So, since I’m not allowed to do any actual stabbing and slaying and killing, I’d like to go into what my normal weekday has been like this past month (and will likely continue to be through most of February.)  See, I have a deadline of March 1st for the third Demon book, which is contracted to be approximately 100K words. (Let’s just say that I’m not there yet.)


Wake up 5:30am. Let the dog out. Make coffee and toast. Get the newspaper. (Doesn’t this sound so homey and domestic?!) Drink coffee, eat toast and read paper for twenty minutes. Check email and do my blog-surfing for about half an hour. Wake the Kid and get her ready for school. Walk the Kid to the bus stop. Put the Kid on the bus, walk home. Have conversation with the husband, then kick the husband out of the house (nicely!)

By this time it’s about 8am. Respond to emails that have to be responded to. Open the file for Book 3 and skim through what I was doing the day before. Find my notes on what scenes still need to be written. Get more coffee. Start writing. Oh yeah, breakfast would be nice.

Get more coffee. Write some more. Oh, crap, it’s 10:30 already? Grab a snack. Let the dog out. Get more coffee. Respond to more emails that need to be responded to. Ignore the phone for all but a select few phone numbers. Look at the scary white board with the To-Do list on it that says “Promo stuff for Blood of the Demon.” Oh crap, I have a release coming up and I’ve done NOTHING. Also on the To-Do list is “Answer interview questions for [various blogs.] Oh, double crap. Coming up with witty and interesting interview answers takes me hours, and I’m too stressed about the status of book 3 to be willing to take the time out to do those right now. Maybe tomorrow. No, really.

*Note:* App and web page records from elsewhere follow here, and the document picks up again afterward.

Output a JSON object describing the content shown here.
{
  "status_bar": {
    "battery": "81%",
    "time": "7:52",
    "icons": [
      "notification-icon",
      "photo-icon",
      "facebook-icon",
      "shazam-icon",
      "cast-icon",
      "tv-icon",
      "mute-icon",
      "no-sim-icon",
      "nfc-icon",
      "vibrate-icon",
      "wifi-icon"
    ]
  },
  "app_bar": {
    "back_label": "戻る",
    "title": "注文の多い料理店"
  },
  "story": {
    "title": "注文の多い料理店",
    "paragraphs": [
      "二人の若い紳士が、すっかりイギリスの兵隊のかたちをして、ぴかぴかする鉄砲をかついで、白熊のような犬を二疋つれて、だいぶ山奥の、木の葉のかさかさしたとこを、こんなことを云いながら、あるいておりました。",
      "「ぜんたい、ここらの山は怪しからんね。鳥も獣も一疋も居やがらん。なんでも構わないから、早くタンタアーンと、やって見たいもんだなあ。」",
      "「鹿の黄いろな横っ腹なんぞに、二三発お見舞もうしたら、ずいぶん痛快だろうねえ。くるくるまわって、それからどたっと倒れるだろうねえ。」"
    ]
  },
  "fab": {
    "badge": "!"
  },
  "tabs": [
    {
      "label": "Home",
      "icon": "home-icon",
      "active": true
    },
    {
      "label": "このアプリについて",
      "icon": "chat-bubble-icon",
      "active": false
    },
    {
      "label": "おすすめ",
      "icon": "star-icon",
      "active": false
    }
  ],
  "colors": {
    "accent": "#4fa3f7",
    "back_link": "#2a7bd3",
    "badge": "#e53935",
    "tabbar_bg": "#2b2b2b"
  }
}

It’s noon? How the hell did it get to be noon? Make another pot of coffee. Heat a can of soup up. Look at what I wrote this morning and decide that maybe it doesn’t suck too hard. Dive in to the next scene that needs work. Write some more. Snarl at dog for interrupting me simply because he has to pee. Why the hell can’t he use the cat box like the rest of the animals in the house?

2pm. Wow. Have managed to write almost 3000 words. Makes up for the day before when revisions of the previous chapter gave me a negative total for the day. Pour last cup of coffee that I can have and still maintain any hope of getting to sleep tonight. Go back through previously written stuff and realize that there is a Giant Gaping Plot Hole of Doom. CRAP! Fret and fume. Look at the clock and realize that it is too late in the day to start a total plot overhaul (which involves the majority of my living room wall, a lot of butcher paper, and many different colors of sharpies) because at 3pm I need to stop writing so that I can ride my stationary bike for half an hour before showering (yeah, haven’t done that yet) and then leaving at 4pm to go pick the Kid up from aftercare and take her to her karate. Bring laptop to karate and work on edits while Kid is doing her class. Come home and accept that there won’t be any uninterrupted time to write for the rest of the day.

Do evening stuff with Kid and Husband. Tell myself that I’m going to get to sleep by 9:30 so that I can get a full night’s sleep. Actually get to bed around 10:30. Lie awake for half an hour worrying about the Giant Gaping Plot Hole of Doom.

Wake at 5:30..

 But, y’know, I don’t actually work.